Exhibit A—Project Categories
Here is a list of suggested project categories for use in most bankruptcy cases. Only one category should be used for a given activity. Professionals should make their best effort to be consistent in their use of categories, whether within a particular firm or by different firms working on the same case. It would be appropriate for all professionals to discuss the categories in advance and agree generally on how activities will be categorized. This list is not exclusive. The application may contain additional categories as the case requires. They are generally more applicable to attorneys in chapter 7 and chapter 11, but may be used by all professionals as appropriate.
Asset Analysis and Recovery: Identification and review of potential assets including causes of action and non-litigation recoveries.
Asset Disposition: Sales, leases (§ 365 matters), abandonment and related transaction work.
Business Operations: Issues related to debtor-in-possession operating in chapter 11 such as employee, vendor, tenant issues and other similar problems.
Case Administration: Coordination and compliance activities, including preparation of statement of financial affairs; schedules; list of contracts; United States Trustee interim statements and operating reports; contacts with the United States Trustee; general creditor inquiries.
Claims Administration and Objections: Specific claim inquiries; bar date motions; analyses, objections and allowances of claims.
Employee Benefits/Pensions: Review issues such as severance, retention, 401K coverage and continuance of pension plan.
Fee/Employment Applicants: Preparation of employment and fee applications for self or others; motions to establish interim procedures.
Fee/Employment Objections: Review of and objections to the employment and fee applications of others.
Financing: Matters under §§ 361, 363 and 364 including cash collateral and secured claims; loan document analysis.
Litigation: There should be a separate category established for each matter (e.g., XYZ Litigation).
Meetings of Creditors: Preparing for and attending the conference of creditors, the § 341(a) meeting and other creditors' committee meetings.
Plan and Disclosure Statement: Formulation, presentation and confirmation; compliance with the plan confirmation order, related orders and rules; disbursement and case closing activities, except those related to the allowance and objections to allowance of claims.
Relief From Stay Proceedings: Matters relating to termination or continuation of automatic stay under § 362.
The following categories are generally more applicable to accountants and financial advisors, but may be used by all professionals as appropriate.

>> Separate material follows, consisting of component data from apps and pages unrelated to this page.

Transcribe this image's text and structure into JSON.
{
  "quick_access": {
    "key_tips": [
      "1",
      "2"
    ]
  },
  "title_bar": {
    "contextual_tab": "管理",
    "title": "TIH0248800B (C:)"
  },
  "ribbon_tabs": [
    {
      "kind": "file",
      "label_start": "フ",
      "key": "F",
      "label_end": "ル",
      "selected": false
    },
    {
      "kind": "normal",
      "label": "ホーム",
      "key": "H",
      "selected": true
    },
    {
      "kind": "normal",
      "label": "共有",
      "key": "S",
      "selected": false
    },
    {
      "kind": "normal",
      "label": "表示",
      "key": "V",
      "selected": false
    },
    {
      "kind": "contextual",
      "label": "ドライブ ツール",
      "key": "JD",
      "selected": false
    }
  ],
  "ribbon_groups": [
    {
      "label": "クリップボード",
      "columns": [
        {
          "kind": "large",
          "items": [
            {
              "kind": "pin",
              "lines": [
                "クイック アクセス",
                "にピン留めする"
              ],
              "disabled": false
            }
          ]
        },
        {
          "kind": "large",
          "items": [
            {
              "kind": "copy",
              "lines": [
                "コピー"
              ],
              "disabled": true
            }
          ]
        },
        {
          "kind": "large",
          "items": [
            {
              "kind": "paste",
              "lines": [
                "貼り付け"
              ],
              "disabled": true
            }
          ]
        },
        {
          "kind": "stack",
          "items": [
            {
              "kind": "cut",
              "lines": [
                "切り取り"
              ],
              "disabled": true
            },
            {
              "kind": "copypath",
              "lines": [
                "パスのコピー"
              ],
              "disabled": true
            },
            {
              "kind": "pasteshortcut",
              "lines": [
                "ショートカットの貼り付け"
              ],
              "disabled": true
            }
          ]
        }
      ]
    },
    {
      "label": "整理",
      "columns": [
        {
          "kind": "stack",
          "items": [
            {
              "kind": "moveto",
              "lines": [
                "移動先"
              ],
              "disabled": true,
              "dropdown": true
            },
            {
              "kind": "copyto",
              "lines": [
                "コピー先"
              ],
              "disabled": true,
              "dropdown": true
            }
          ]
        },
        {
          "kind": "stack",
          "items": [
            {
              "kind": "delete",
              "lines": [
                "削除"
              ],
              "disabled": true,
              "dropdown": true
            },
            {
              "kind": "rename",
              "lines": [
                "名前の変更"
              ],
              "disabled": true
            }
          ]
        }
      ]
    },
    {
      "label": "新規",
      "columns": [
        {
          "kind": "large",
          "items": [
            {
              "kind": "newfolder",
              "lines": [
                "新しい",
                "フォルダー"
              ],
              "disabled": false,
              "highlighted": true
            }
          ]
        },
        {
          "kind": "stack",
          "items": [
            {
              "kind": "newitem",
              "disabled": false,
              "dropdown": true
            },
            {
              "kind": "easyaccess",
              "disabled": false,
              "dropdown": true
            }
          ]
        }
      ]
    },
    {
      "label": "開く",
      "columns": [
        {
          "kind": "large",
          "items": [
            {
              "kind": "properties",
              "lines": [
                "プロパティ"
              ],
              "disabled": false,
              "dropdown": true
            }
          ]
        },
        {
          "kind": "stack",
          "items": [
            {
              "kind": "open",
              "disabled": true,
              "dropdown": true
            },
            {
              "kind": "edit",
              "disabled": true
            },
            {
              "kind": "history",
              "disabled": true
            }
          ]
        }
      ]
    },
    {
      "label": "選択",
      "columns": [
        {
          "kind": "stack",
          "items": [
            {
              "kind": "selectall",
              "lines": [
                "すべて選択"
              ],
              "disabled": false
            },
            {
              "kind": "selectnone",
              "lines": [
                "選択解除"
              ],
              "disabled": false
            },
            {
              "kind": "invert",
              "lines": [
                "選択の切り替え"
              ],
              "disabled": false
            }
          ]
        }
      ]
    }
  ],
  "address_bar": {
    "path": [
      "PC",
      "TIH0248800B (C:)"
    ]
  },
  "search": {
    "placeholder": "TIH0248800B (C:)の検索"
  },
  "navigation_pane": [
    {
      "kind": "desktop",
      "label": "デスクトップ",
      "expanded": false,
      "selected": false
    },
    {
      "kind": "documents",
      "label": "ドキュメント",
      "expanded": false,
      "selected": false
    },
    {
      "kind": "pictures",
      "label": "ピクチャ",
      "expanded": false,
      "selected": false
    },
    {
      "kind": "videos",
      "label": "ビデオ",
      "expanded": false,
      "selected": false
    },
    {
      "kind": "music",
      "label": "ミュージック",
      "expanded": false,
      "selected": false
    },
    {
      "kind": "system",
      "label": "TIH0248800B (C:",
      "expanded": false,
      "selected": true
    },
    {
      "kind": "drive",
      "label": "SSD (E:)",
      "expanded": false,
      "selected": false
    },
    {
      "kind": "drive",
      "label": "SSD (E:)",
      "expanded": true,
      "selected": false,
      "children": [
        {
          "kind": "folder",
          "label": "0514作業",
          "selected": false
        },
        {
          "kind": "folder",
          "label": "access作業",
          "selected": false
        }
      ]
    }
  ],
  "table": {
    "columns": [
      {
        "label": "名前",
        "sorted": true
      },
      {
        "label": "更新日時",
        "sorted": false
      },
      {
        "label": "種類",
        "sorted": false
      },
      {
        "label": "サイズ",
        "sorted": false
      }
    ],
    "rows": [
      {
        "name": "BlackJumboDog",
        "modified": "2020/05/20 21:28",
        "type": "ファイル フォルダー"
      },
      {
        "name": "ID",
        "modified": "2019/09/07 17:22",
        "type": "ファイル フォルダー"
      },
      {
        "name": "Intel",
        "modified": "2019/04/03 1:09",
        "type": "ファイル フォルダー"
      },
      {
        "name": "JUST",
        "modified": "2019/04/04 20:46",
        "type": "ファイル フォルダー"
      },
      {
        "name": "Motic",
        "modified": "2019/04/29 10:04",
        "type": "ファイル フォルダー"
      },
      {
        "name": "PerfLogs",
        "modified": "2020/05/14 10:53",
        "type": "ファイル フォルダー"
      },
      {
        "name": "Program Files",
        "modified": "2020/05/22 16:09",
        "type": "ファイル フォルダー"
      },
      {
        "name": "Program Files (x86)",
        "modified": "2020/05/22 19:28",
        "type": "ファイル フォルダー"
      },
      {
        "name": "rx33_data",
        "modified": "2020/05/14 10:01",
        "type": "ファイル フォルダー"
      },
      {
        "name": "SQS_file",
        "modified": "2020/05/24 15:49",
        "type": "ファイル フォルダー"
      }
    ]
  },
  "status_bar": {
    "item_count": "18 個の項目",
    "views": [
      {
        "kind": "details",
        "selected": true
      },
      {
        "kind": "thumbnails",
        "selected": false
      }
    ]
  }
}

Accounting/Auditing: Activities related to maintaining and auditing books of account, preparation of financial statements and account analysis.
Business Analysis: Preparation and review of company business plan; development and review of strategies; preparation and review of cash flow forecasts and feasibility studies.
Corporate Finance: Review financial aspects of potential mergers, acquisitions and disposition of company or subsidiaries.
Data Analysis: Management information systems review, installation and analysis, construction, maintenance and reporting of significant case financial data, lease rejection, claims, etc.
Litigation Consulting: Providing consulting and expert witness services relating to various bankruptcy matters such as insolvency, feasibility, avoiding actions, forensic accounting, etc.
Reconstruction Accounting: Reconstructing books and records from past transactions and bringing accounting current.
Tax Issues: Analysis of tax issues and preparation of state and federal tax returns.
Valuation: Appraise or review appraisals of assets.
[61 FR 24890, May 17, 1996]

Title 28 published on 2013-07-01

no entries appear in the Federal Register after this date.